• [Brief]:
The answer must be every line from the entries below that contains "Implementation".

===== Dataset content

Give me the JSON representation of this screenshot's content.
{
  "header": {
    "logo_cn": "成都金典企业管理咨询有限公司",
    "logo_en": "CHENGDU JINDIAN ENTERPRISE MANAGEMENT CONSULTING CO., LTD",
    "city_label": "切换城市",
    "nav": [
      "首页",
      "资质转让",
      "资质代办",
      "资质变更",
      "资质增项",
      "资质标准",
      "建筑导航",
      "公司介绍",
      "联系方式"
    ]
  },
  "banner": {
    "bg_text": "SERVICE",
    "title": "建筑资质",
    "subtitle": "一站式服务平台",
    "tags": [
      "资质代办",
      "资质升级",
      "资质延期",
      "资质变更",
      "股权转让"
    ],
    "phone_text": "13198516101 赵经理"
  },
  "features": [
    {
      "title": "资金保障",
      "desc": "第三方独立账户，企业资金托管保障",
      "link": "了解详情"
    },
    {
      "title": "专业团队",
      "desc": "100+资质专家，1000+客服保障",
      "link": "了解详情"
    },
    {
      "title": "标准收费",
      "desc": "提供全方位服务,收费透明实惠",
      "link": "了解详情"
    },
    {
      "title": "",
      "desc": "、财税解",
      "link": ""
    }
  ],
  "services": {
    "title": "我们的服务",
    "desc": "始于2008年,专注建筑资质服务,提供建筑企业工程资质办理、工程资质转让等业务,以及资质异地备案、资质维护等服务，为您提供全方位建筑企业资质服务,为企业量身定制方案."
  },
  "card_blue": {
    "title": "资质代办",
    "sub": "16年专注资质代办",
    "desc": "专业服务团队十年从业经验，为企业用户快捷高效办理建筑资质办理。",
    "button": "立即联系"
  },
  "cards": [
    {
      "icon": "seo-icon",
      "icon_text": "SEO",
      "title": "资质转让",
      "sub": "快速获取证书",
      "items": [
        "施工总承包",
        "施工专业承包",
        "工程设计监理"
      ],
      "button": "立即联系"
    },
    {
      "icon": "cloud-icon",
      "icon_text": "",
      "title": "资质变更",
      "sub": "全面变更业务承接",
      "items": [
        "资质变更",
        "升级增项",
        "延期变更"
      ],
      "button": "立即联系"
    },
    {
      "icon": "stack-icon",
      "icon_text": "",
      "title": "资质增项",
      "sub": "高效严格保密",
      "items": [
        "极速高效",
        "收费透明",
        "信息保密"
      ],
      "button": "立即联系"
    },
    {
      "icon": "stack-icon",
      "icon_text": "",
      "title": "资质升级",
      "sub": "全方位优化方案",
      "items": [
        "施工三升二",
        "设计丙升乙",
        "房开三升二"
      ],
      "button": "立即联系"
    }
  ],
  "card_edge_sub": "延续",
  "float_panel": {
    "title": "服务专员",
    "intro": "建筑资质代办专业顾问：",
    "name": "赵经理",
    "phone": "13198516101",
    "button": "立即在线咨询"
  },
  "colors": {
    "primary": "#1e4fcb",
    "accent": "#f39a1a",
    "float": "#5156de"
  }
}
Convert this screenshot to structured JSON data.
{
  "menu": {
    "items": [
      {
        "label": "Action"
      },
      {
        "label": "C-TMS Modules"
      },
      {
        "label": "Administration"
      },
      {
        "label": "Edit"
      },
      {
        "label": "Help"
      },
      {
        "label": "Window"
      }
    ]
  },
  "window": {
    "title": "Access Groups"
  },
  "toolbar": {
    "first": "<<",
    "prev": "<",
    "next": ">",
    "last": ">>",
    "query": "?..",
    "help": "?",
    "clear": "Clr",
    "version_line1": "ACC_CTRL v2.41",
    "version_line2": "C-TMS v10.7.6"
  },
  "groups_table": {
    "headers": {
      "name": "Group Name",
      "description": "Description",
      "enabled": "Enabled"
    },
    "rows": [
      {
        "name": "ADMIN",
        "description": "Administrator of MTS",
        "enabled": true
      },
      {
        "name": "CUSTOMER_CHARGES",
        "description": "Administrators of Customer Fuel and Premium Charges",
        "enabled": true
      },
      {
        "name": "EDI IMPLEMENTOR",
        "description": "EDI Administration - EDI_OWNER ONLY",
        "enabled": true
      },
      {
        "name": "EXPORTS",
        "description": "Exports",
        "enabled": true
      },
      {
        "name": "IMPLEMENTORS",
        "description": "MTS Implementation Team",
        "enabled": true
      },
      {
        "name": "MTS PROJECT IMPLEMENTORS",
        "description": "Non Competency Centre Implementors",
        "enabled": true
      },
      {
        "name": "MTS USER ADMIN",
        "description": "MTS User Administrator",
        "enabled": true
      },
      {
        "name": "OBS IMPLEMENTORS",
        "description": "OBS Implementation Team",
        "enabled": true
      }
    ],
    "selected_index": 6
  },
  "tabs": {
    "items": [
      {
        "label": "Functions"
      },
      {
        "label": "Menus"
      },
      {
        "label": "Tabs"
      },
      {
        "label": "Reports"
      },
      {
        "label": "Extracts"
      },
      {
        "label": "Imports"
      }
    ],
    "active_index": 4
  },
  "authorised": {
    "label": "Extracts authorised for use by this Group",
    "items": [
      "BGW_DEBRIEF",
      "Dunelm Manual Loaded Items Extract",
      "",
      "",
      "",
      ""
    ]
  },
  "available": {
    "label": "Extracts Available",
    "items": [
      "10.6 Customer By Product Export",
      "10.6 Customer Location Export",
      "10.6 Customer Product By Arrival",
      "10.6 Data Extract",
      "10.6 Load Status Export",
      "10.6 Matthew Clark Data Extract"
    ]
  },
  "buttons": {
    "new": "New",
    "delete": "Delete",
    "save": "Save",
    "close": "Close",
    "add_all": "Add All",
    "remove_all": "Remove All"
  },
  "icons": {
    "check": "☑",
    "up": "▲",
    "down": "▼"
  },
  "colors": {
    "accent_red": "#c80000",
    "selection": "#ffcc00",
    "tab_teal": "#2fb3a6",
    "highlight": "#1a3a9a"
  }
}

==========

• [Reply to the task]:
        "description": "MTS Implementation Team",
        "description": "OBS Implementation Team",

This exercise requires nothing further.